Creating a Private Life

Dollhouse made by a White House gardener for the Cleveland children, c. 1896

When George Washington took office, he decided that the president should work and live in the same residence. Every chief executive since has abided by that rule. And while it has made performing the job of president more efficient, it has made family life more difficult. Quiet time and privacy must be seized from or interwoven with official business. Ultimately it is almost impossible to lead a "normal" existence when living in the White House.

"Sally," the White House doll, made around 1829 for Maria Louise Adams, granddaughter of John Quincy Adams
Christmas pageant program made by the grandchildren of Dwight D. Eisenhower, 1960
Spencer repeating rifle used by Abraham Lincoln for target practice, about 1864
Book of trout flies in a leather case belonging to Grover Cleveland, about 1888
Deep-sea fishing reel used by Herbert Hoover, about 1930
Wooden bowling pin used in the White House during Harry S. Truman's administration, about 1951
Truman installed the first bowling alley in the White House in 1947.
Baseball pass presented to Warren G. Harding by the National League of Professional Baseball Clubs, 1921
Harry S Truman's vacation shirt
One way presidents create a private life is by getting out of Washington. Harry Truman spent 175 working vacation days at the commander’s house at the U.S. Naval Station, Key West, Florida. He went so often it became known as the Little White House. Around 1947, Harry S Truman gave a shirt he had worn there to a friend who teased him about his vacation attire.

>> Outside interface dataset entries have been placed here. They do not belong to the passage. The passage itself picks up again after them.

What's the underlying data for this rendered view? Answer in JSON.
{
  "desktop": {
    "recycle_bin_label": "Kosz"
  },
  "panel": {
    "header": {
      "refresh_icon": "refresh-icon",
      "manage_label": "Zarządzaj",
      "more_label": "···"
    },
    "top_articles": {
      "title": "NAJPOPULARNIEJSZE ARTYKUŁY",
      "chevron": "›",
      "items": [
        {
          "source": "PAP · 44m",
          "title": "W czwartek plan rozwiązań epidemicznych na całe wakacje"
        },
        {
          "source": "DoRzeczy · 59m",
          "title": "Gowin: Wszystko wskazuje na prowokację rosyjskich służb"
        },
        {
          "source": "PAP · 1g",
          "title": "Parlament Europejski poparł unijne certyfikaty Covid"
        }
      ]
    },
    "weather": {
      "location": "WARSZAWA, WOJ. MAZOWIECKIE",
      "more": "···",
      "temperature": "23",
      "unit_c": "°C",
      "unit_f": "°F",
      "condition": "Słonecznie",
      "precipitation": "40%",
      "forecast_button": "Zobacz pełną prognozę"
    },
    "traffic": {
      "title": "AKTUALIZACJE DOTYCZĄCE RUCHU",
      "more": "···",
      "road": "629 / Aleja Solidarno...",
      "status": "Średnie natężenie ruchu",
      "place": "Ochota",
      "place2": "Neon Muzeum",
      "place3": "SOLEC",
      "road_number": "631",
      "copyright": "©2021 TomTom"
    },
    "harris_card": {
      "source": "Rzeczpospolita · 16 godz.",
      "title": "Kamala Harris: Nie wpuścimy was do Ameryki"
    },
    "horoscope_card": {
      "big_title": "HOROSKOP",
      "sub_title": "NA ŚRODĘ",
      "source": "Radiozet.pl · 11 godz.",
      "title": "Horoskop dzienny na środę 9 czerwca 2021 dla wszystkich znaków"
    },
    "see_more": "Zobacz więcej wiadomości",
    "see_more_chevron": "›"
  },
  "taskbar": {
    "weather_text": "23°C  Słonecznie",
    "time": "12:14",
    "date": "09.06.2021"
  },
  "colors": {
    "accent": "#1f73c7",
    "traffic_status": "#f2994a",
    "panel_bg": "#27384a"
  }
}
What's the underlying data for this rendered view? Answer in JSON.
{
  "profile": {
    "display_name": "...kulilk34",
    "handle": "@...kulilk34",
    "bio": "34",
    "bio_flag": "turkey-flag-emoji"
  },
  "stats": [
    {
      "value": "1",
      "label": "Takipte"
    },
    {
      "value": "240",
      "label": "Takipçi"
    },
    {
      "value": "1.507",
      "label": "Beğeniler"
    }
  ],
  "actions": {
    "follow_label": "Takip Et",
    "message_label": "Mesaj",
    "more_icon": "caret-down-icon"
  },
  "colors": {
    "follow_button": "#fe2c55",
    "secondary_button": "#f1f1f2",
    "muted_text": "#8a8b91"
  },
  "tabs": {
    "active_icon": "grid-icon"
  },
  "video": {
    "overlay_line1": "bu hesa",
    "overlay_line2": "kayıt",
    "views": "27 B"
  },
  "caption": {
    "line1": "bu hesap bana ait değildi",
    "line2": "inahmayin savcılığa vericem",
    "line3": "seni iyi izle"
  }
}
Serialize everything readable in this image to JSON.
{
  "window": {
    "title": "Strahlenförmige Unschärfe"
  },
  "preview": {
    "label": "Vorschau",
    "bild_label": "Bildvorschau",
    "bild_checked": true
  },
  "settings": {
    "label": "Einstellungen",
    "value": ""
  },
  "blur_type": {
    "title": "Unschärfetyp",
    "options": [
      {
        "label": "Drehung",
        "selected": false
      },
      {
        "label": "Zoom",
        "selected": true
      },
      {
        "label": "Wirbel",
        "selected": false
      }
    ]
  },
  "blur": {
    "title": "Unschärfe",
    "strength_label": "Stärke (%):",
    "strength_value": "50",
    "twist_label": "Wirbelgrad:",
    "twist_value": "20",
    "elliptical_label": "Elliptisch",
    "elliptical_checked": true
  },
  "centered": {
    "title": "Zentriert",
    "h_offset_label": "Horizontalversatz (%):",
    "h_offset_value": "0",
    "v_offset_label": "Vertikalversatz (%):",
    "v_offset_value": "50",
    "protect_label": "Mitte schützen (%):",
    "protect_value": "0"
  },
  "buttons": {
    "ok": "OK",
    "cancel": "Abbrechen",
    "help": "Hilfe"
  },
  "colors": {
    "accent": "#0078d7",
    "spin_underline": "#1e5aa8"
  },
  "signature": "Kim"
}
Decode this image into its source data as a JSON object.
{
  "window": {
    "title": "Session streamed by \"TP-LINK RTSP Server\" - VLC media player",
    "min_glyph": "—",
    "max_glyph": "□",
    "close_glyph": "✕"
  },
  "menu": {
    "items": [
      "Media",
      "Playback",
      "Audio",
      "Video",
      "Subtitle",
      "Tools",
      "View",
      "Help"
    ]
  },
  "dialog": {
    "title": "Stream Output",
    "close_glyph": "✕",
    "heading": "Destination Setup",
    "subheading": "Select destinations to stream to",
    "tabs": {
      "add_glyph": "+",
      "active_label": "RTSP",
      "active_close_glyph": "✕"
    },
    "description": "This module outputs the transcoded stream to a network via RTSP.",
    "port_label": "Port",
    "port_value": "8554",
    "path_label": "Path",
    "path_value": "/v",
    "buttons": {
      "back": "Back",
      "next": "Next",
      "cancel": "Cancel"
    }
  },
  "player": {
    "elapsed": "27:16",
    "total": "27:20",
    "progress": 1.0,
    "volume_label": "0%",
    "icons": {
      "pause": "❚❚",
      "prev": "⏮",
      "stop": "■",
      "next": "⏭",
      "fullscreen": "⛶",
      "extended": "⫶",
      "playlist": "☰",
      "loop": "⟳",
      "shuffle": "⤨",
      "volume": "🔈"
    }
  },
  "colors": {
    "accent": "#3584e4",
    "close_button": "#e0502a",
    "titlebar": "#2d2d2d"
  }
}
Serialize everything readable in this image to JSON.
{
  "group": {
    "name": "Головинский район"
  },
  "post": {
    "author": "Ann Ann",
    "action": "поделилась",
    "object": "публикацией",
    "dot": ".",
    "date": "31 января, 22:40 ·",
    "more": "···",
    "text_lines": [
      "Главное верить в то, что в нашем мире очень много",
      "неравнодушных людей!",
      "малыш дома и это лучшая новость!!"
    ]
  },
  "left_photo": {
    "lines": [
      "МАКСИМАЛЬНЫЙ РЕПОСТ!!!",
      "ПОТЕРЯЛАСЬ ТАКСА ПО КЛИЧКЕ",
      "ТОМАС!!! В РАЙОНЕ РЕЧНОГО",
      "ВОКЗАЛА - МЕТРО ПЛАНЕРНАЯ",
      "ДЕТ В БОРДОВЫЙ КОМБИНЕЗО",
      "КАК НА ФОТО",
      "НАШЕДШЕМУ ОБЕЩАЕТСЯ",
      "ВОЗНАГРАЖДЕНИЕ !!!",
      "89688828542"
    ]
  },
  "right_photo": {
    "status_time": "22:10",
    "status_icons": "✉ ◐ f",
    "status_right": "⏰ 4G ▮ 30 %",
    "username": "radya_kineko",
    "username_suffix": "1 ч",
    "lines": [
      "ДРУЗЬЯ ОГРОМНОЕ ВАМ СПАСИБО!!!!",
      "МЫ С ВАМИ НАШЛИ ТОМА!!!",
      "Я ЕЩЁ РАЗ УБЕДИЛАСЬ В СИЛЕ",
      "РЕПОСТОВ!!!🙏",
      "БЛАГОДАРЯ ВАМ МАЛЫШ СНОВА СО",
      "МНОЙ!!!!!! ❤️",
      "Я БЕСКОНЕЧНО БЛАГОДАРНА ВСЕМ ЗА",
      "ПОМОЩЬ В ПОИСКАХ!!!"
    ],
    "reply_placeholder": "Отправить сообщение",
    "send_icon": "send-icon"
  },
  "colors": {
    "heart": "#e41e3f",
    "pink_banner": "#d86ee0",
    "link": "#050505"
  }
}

The shirt was autographed by the Truman family.
William J. Clinton's saxophone
President Clinton, a talented musician in high school, sometimes played the saxophone at White House events.
Calvin and Grace Coolidge with their sons John and Calvin, early 1920s
Calvin, Jr. died of blood poisoning in 1924, the middle of his father's term.
Courtesy of Library of Congress
Woodrow Wilson holding his first granddaughter, Ellen Wilson McAdoo, 1915
Courtesy of Library of Congress
Grace Coolidge with her pet raccoon, early 1920s
Like many White House families, the Coolidges had several pets, some more unusual than others.
Courtesy of Library of Congress
First Lady Barbara Bush with her grandson Charles Walker Bush, 1990
Courtesy of George Bush Library
Lyndon B. Johnson in his bedroom, talking with members of his staff, 1966
Courtesy of Lyndon Baines Johnson Library
First Lady Rosalynn Carter and her daughter Amy relaxing at the White House, 1979
Courtesy of Jimmy Carter Library
First Lady Eleanor Roosevelt with her grandchildren Sistie and Buzzie Dall on the White House lawn, 1933
Courtesy of Franklin D. Roosevelt Library
First Lady Lucy Hayes with two of her children and a family friend in the White House conservatory, 1879
Courtesy of Rutherford B. Hayes Presidential Center
Barbara Anne and David Eisenhower visiting their grandfather Dwight D. Eisenhower at the White House, 1953
Courtesy of National Archives
Abraham Lincoln with his son Tad (Thomas), 1864
Courtesy of Library of Congress